The Plato Papers is an extraordinary novel. As with the best of Peter Ackroyd's fiction, it treads a thin line between fantasy and biography, the genre he so elegantly mastered in his now classic studies Dickens, T.S. Eliot, and The Life of Thomas More. Wise and salutary, it is a wonderfully observed satire of misprision and the arrogance of philosophical certainty. --Jerry BrottonFrom the Back Cover:
"Richly revealing. . . . Unlike anything else Peter Ackroyd has written. . . . A jeu d'esprit."
--The New York Times Book Review
"A lively tale and an invigorating meditation on the changelessness, after no matter how many eons, of human nature."
"A serious divertissement, a brilliant fabulation that is the product of a playful, engaged, and well-stocked mind."
--The Boston Globe
"A little book that raises some big questions. . . . You can finish it in a couple of hours. But if you read it carefully, you'll be thinking about it for days."
"Peter Ackroyd is a visionary, as The Plato Papers makes clear. This is one of the oddest but most important and original novels to appear in many years. This masterpiece of contemporary writing will thrill and entertain readers for years to come, but it will do more than that: it will enlarge their vision, stimulating organs long forgotten and never known."
--Jay Parini, author of The Last Station and Robert Frost: A Life
"What makes The Plato Papers notable is not its fantastic invention but its intelligence...Excellently written...with a truly Socratic curiosity, making The Plato Papers a philosophical good read."
--Malcolm Bradbury, Financial Times

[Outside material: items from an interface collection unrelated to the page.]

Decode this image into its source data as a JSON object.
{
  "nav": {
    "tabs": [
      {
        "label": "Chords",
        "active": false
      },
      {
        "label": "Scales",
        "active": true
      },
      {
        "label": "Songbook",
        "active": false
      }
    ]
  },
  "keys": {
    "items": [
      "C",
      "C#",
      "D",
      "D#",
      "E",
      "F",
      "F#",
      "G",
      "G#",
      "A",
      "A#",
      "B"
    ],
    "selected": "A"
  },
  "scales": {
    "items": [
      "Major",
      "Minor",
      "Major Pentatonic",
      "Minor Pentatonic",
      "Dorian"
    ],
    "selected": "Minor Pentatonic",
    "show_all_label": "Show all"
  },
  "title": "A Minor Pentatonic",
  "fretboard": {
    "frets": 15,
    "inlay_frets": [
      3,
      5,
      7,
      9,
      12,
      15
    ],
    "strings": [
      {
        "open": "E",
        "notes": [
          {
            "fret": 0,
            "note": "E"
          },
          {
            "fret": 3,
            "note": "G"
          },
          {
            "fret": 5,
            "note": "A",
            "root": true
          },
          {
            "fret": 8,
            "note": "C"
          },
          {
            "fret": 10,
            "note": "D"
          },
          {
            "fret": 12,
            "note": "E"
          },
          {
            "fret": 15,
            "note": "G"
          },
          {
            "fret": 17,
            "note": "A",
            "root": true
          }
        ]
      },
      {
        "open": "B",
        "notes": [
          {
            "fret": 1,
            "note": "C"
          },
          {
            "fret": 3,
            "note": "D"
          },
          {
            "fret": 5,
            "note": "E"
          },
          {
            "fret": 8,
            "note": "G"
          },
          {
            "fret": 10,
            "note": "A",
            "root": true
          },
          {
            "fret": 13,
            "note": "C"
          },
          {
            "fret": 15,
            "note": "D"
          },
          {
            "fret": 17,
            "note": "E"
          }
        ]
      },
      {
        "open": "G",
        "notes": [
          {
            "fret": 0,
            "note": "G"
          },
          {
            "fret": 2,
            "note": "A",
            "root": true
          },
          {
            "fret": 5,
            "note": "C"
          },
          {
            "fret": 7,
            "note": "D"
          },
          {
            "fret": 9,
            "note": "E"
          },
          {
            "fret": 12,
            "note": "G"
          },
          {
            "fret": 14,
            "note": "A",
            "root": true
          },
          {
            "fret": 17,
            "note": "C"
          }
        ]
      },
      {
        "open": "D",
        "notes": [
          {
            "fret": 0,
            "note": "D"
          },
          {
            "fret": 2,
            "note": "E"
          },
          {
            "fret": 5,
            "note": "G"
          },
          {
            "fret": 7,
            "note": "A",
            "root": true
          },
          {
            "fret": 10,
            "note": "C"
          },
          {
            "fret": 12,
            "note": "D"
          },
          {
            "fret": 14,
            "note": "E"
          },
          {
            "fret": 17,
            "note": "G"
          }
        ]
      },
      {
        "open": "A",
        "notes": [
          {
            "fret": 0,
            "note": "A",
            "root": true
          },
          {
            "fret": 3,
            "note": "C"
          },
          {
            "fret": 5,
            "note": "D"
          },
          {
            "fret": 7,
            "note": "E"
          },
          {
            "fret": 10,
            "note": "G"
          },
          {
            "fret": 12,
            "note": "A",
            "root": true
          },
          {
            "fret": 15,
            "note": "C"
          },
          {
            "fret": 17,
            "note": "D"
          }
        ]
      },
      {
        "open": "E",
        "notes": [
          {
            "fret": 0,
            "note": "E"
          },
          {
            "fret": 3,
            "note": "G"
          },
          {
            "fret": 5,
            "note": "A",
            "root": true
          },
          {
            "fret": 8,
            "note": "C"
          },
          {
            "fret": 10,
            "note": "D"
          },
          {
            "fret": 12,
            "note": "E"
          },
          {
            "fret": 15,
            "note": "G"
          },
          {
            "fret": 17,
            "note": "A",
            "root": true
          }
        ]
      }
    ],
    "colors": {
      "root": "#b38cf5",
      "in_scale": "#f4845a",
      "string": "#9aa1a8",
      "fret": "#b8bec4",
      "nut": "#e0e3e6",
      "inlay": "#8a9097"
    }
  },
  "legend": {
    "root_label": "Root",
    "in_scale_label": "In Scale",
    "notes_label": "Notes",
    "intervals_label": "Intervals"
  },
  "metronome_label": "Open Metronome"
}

"An invigorating mixture of satire, history, philosophy, morality, and linguistic investigation...it's like T.S. Eliot on speed meets Martian poetry but with better jokes."
--Michele Robert, The Times
"Articulate, comic, wise, delicate, melancholy, exquisite. It simultaneously deconstructs the story of the past and builds its own myth. In short, this is a carefully pulsed breath of a book, with an impact that sneaks into one's dreams."
--John Clute, The Independent
"A fantastic invention--excellently written."--Malcolm Bradbury -->
"About this title" may belong to another edition of this title.
Book Description Anchor Books, 2001. Trade paperback. Condition: New. Trade paperback (US). Glued binding. 192 p. Audience: General/trade. Seller Inventory # Alibris_0019643
Book Description Anchor, 2001. Paperback. Condition: BRAND NEW. Seller Inventory # 0385497695_abe_bn
Book Description Anchor, 2001. Paperback. Condition: New. Seller Inventory # DADAX0385497695
Book Description Condition: New. Seller Inventory # 462356-n
Book Description Anchor, 2001. Condition: New. book. Seller Inventory # M0385497695
Book Description Condition: New. New. Seller Inventory # S-0385497695
Book Description Condition: New. New. Seller Inventory # M-0385497695